▶ _Input_

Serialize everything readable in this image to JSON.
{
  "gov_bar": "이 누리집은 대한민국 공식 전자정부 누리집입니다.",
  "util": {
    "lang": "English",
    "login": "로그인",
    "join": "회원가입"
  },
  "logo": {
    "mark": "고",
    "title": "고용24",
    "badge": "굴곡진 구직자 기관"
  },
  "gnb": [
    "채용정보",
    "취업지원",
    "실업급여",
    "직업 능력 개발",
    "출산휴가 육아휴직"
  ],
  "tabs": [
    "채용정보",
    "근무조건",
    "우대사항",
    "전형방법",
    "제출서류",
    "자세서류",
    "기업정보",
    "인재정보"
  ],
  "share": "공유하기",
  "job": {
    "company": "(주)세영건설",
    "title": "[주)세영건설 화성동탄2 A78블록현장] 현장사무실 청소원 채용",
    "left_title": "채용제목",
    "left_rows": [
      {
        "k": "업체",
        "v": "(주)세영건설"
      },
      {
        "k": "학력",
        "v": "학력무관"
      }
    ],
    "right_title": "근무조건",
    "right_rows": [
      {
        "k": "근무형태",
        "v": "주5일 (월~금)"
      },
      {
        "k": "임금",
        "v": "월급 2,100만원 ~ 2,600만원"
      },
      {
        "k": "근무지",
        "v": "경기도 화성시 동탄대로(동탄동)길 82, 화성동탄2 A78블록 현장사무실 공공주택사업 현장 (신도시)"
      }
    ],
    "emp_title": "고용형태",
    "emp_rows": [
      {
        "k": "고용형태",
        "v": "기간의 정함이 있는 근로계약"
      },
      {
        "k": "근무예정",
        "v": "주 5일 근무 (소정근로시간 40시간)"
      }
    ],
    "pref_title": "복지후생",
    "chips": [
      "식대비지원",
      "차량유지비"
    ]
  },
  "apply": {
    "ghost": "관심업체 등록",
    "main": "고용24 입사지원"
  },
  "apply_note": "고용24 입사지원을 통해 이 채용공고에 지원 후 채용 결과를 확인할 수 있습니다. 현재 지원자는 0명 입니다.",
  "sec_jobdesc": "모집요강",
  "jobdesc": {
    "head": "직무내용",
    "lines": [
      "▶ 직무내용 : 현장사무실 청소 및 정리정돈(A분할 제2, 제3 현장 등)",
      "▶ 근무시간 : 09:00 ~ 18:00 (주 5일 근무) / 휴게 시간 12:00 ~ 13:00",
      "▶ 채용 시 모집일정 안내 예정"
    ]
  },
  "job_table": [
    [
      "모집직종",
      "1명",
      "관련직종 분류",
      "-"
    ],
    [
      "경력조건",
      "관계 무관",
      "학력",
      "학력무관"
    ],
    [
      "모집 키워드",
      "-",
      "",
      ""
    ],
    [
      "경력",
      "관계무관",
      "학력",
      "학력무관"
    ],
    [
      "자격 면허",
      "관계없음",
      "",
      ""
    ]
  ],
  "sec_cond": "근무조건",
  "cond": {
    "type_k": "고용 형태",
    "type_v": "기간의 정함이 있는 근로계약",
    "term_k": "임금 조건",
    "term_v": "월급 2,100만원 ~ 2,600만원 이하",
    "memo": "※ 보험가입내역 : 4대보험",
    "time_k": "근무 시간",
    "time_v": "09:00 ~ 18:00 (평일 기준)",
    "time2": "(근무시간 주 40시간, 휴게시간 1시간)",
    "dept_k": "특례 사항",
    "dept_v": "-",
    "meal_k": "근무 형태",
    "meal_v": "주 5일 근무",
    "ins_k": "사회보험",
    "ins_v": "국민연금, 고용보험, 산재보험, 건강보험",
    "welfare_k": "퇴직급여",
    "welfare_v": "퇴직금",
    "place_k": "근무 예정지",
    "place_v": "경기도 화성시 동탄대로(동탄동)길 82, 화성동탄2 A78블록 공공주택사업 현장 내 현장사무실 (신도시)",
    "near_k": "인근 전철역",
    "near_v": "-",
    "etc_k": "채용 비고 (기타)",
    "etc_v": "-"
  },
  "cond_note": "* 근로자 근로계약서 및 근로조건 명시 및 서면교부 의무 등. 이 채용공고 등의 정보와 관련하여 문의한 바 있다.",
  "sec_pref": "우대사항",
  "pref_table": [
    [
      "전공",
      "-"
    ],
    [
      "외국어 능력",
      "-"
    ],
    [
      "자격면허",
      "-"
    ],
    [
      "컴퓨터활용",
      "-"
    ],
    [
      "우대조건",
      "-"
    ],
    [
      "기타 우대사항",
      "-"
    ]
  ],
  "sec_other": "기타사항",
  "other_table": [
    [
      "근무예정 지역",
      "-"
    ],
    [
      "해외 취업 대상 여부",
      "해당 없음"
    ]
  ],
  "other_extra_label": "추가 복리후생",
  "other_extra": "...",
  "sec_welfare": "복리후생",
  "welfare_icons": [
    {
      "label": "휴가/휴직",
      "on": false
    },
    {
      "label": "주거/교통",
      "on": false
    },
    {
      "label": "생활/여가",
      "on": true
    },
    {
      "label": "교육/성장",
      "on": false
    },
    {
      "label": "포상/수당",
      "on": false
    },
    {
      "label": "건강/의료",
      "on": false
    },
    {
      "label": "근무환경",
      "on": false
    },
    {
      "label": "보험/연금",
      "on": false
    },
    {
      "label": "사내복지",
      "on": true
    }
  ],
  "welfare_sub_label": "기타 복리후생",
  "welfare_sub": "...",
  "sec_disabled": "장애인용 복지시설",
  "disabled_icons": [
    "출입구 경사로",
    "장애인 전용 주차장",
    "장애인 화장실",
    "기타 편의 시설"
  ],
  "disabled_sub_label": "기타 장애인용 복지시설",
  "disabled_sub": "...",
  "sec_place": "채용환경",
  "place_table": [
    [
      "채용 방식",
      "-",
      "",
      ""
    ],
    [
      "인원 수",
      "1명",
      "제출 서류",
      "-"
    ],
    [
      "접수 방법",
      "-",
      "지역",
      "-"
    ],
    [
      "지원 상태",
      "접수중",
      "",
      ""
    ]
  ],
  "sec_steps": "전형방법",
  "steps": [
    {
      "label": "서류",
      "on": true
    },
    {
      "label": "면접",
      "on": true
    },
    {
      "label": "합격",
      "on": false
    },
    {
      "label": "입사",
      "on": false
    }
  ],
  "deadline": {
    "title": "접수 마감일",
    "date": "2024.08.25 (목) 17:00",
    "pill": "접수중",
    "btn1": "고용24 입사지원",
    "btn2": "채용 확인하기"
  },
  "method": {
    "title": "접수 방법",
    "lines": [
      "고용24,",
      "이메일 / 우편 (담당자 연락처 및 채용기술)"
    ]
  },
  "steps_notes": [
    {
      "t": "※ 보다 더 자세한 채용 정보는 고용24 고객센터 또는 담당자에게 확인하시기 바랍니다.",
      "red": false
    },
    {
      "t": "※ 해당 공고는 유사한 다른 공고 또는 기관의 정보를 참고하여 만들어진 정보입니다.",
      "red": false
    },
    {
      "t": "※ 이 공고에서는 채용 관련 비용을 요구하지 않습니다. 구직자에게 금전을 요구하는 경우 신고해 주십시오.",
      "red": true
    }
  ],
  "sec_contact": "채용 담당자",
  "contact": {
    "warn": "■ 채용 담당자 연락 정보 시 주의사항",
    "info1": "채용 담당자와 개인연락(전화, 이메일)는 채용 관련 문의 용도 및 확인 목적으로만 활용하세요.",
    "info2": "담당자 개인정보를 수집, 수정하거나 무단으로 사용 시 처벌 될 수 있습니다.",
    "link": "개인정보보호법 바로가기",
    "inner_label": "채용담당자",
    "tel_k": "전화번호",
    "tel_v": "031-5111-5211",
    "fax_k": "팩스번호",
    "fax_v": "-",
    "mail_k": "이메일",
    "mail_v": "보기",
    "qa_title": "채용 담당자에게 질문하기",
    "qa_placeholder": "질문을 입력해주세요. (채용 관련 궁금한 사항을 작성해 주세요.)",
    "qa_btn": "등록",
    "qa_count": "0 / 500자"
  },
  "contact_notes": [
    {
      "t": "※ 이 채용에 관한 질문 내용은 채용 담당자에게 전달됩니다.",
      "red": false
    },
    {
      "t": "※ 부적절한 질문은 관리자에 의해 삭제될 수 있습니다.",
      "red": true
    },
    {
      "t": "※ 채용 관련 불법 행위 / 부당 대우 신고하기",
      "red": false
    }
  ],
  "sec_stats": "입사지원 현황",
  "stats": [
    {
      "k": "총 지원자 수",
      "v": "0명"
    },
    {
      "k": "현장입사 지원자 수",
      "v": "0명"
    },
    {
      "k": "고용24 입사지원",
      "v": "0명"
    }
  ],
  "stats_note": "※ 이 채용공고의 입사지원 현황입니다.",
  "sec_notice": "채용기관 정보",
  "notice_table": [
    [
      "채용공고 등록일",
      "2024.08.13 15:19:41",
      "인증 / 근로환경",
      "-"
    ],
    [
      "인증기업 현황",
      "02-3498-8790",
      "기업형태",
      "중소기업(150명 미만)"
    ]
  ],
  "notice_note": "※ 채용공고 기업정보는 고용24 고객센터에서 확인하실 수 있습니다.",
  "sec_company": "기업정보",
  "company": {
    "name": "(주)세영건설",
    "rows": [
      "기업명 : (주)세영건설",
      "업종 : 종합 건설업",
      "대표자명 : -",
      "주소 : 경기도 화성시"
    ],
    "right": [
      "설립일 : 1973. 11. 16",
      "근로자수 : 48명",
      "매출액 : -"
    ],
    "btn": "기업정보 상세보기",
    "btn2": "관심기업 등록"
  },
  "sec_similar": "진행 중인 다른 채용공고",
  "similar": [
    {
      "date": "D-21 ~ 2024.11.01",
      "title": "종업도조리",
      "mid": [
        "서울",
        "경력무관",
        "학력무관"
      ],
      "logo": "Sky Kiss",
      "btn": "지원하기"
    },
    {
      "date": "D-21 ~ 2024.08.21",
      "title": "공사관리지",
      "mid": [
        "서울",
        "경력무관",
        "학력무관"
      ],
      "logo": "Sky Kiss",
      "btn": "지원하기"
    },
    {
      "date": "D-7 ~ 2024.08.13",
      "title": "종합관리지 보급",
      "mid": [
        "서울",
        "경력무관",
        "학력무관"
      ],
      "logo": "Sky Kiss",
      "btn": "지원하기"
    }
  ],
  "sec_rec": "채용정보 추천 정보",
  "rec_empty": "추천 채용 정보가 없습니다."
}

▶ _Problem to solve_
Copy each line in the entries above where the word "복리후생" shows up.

▶ _Your response_
  "other_extra_label": "추가 복리후생",
  "sec_welfare": "복리후생",
  "welfare_sub_label": "기타 복리후생",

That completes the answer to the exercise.